## ENTRIES PROVIDED
═══

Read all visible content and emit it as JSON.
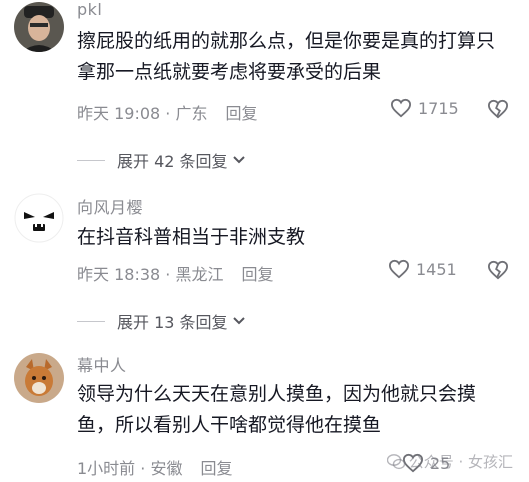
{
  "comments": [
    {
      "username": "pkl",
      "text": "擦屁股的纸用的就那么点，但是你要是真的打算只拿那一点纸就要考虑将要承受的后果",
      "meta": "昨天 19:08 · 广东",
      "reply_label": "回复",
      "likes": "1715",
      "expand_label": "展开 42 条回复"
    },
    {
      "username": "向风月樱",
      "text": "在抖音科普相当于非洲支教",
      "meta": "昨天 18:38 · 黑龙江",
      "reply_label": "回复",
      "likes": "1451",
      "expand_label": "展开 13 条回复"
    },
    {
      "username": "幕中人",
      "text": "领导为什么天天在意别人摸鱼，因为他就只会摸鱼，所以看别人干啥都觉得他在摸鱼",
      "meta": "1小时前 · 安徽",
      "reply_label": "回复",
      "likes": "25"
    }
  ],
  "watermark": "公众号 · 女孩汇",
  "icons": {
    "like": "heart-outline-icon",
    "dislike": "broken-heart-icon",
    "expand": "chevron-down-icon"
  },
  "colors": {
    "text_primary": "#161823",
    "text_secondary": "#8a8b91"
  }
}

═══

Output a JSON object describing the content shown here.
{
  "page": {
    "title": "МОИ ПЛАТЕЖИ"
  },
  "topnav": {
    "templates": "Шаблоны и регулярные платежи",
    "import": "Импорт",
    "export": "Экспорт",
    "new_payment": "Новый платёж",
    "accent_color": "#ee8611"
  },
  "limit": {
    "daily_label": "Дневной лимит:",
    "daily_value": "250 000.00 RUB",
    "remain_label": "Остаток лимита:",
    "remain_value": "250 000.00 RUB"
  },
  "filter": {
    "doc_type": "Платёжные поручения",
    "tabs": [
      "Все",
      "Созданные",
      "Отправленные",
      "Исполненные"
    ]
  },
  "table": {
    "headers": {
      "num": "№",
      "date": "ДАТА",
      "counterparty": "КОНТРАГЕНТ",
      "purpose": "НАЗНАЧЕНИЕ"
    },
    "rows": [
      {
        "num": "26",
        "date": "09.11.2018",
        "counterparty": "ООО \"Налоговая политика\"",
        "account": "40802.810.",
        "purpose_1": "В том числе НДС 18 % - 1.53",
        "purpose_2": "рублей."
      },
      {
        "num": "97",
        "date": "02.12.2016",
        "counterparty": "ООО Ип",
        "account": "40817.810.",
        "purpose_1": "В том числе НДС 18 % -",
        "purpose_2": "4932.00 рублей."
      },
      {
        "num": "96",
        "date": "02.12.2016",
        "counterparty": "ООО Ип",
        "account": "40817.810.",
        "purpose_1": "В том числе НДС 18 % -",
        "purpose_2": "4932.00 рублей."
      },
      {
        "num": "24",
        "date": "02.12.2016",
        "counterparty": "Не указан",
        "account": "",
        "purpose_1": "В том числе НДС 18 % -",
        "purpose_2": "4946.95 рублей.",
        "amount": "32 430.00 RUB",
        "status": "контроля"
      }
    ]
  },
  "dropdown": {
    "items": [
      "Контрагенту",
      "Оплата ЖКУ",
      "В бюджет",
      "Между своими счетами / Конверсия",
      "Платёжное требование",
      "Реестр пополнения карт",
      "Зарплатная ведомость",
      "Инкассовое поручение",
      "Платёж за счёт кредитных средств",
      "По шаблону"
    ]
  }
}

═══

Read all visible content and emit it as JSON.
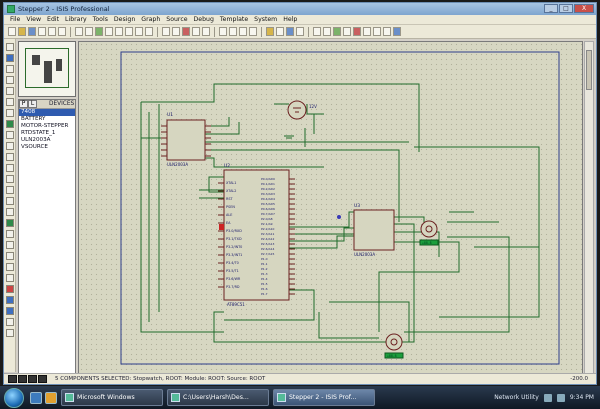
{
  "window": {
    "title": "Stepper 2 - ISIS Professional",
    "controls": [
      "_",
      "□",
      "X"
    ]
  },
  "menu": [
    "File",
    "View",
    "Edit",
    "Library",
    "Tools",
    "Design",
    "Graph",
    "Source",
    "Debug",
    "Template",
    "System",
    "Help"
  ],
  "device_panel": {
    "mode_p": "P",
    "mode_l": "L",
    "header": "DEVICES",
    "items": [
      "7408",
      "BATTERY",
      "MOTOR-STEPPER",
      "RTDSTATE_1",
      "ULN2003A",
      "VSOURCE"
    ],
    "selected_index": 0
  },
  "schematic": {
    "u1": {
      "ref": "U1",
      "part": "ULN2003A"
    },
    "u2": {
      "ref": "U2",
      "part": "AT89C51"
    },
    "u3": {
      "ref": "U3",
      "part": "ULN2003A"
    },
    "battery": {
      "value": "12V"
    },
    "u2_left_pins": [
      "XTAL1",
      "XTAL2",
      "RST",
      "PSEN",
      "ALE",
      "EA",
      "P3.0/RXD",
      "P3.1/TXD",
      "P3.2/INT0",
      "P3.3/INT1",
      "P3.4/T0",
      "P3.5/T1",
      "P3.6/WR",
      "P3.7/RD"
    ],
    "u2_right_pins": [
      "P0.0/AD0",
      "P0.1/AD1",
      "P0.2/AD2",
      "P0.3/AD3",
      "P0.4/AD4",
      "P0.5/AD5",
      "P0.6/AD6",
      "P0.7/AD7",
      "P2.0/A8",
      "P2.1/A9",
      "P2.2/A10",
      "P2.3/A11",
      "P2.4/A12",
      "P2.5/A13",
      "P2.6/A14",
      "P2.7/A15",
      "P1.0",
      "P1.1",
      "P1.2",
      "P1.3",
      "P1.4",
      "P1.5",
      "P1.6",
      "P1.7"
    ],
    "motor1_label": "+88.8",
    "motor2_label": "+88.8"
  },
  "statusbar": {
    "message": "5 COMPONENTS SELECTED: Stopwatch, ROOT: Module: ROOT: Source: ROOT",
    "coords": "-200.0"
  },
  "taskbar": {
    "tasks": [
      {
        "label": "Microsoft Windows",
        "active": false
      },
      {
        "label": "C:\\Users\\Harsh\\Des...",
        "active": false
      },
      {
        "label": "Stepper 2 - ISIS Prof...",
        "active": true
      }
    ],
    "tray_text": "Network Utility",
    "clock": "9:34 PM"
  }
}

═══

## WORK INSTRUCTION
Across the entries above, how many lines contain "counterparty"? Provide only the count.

## WRITTEN SOLUTION
5